The latest news I have seen comes from a Wisconsin Law Journal Article on Tuesday stating that the Metropolitan Milwaukee Association of Commerce’s (MMAC) directors unanimously chose to sue the city of Milwaukee to stop the sick-leave ordinance from taking effect. You can see the article here.
I am very interested to see what the complaint states, as well as how the city responds. Apparently the organization 9to5, which is a branch of the National Association of Working Women, is prepared to file an amicus briefs to support the city in a lawsuit. (An amicus brief is a brief that a third party can submit in support of a party in the action).
I try my best to stay very politically neutral in these posts, but I want to address one portion of this argument. In the above mentioned article is the following
Amy Stear, 9to5 Wiscsonin Director said the MMAC’s decision disregards Milwaukee residents who voted 130,562 to 60,796 Nov. 4 to approve the ordinance in binding referendum.
“Essentially,” Stear said, “they’re saying that they don’t care what’s important to us.”
Regardless of the merits one way or the other of the referendum, basically saying that it is right because the majority wants it, is a very weak argument. Throughout the history of this country there have been some very bad ideas that are held by the majority. As recently as fifty years ago there were portions of the this country where the majority felt that blacks should not be able to vote.
I am in no means saying this is the same situation, but “majority is right” in my mind is a very bad argument. If the referendum had said, “Everyone in Milwaukee gets $10,000” I am sure it would have passed, but it would not have made it legal, or a good idea.

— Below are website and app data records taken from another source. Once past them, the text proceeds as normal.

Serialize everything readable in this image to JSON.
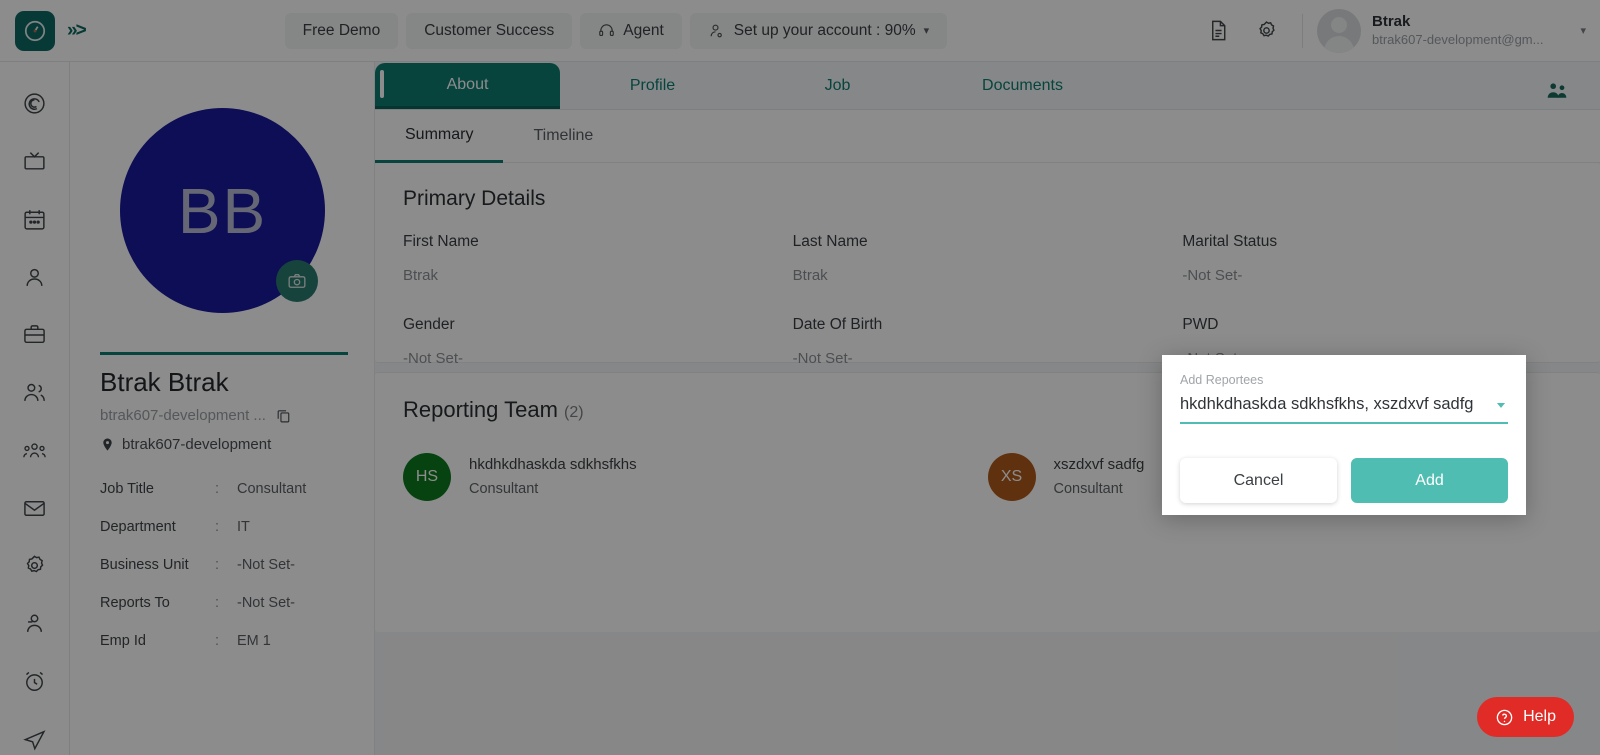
{
  "brand": {
    "logo_icon": "clock-logo-icon",
    "expand_icon": "chevron-triple-right-icon",
    "accent": "#0e7d72",
    "modal_accent": "#4fbdb2",
    "help_color": "#e02b27"
  },
  "topbar": {
    "nav": [
      {
        "label": "Free Demo",
        "icon": null
      },
      {
        "label": "Customer Success",
        "icon": null
      },
      {
        "label": "Agent",
        "icon": "headset-icon"
      },
      {
        "label": "Set up your account : 90%",
        "icon": "user-check-icon",
        "caret": true
      }
    ],
    "icons": [
      "document-icon",
      "gear-icon"
    ],
    "user": {
      "name": "Btrak",
      "email": "btrak607-development@gm...",
      "avatar_icon": "user-avatar-icon",
      "caret": "▾"
    }
  },
  "sidebar": {
    "items": [
      {
        "name": "dashboard",
        "icon": "spiral-target-icon"
      },
      {
        "name": "monitor",
        "icon": "tv-icon"
      },
      {
        "name": "calendar",
        "icon": "calendar-icon"
      },
      {
        "name": "employee",
        "icon": "person-icon"
      },
      {
        "name": "jobs",
        "icon": "briefcase-icon"
      },
      {
        "name": "people",
        "icon": "two-people-icon"
      },
      {
        "name": "teams",
        "icon": "group-people-icon"
      },
      {
        "name": "mail",
        "icon": "envelope-icon"
      },
      {
        "name": "settings",
        "icon": "gear-icon"
      },
      {
        "name": "account",
        "icon": "person-badge-icon"
      },
      {
        "name": "time",
        "icon": "alarm-clock-icon"
      },
      {
        "name": "send",
        "icon": "paper-plane-icon"
      }
    ]
  },
  "profile": {
    "initials": "BB",
    "camera_icon": "camera-icon",
    "name": "Btrak Btrak",
    "email": "btrak607-development ...",
    "copy_icon": "copy-icon",
    "location_icon": "location-pin-icon",
    "location": "btrak607-development",
    "fields": [
      {
        "label": "Job Title",
        "sep": ":",
        "value": "Consultant"
      },
      {
        "label": "Department",
        "sep": ":",
        "value": "IT"
      },
      {
        "label": "Business Unit",
        "sep": ":",
        "value": "-Not Set-"
      },
      {
        "label": "Reports To",
        "sep": ":",
        "value": "-Not Set-"
      },
      {
        "label": "Emp Id",
        "sep": ":",
        "value": "EM 1"
      }
    ]
  },
  "main": {
    "tabs": [
      {
        "label": "About",
        "active": true
      },
      {
        "label": "Profile",
        "active": false
      },
      {
        "label": "Job",
        "active": false
      },
      {
        "label": "Documents",
        "active": false
      }
    ],
    "subtabs": [
      {
        "label": "Summary",
        "active": true
      },
      {
        "label": "Timeline",
        "active": false
      }
    ],
    "team_icon": "team-people-icon",
    "primary_details": {
      "title": "Primary Details",
      "fields": [
        {
          "label": "First Name",
          "value": "Btrak"
        },
        {
          "label": "Last Name",
          "value": "Btrak"
        },
        {
          "label": "Marital Status",
          "value": "-Not Set-"
        },
        {
          "label": "Gender",
          "value": "-Not Set-"
        },
        {
          "label": "Date Of Birth",
          "value": "-Not Set-"
        },
        {
          "label": "PWD",
          "value": "-Not Set-"
        }
      ]
    },
    "reporting_team": {
      "title": "Reporting Team",
      "count": "(2)",
      "members": [
        {
          "initials": "HS",
          "color": "#0d7a1e",
          "name": "hkdhkdhaskda sdkhsfkhs",
          "role": "Consultant"
        },
        {
          "initials": "XS",
          "color": "#b05a1c",
          "name": "xszdxvf sadfg",
          "role": "Consultant"
        }
      ]
    }
  },
  "modal": {
    "label": "Add Reportees",
    "value": "hkdhkdhaskda sdkhsfkhs, xszdxvf sadfg",
    "caret_icon": "chevron-down-icon",
    "cancel_label": "Cancel",
    "add_label": "Add"
  },
  "help": {
    "label": "Help",
    "icon": "question-circle-icon"
  }
}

The final piece of information I would love to get my hands on, is what percentage of Business Owners in Milwaukee, live in the city of Milwaukee. I have a feeling that an overwhelming majority of the people that this referendum adversely affects, business owners, were not even able to voice their opinion on the matter as they did not get to vote on the referendum.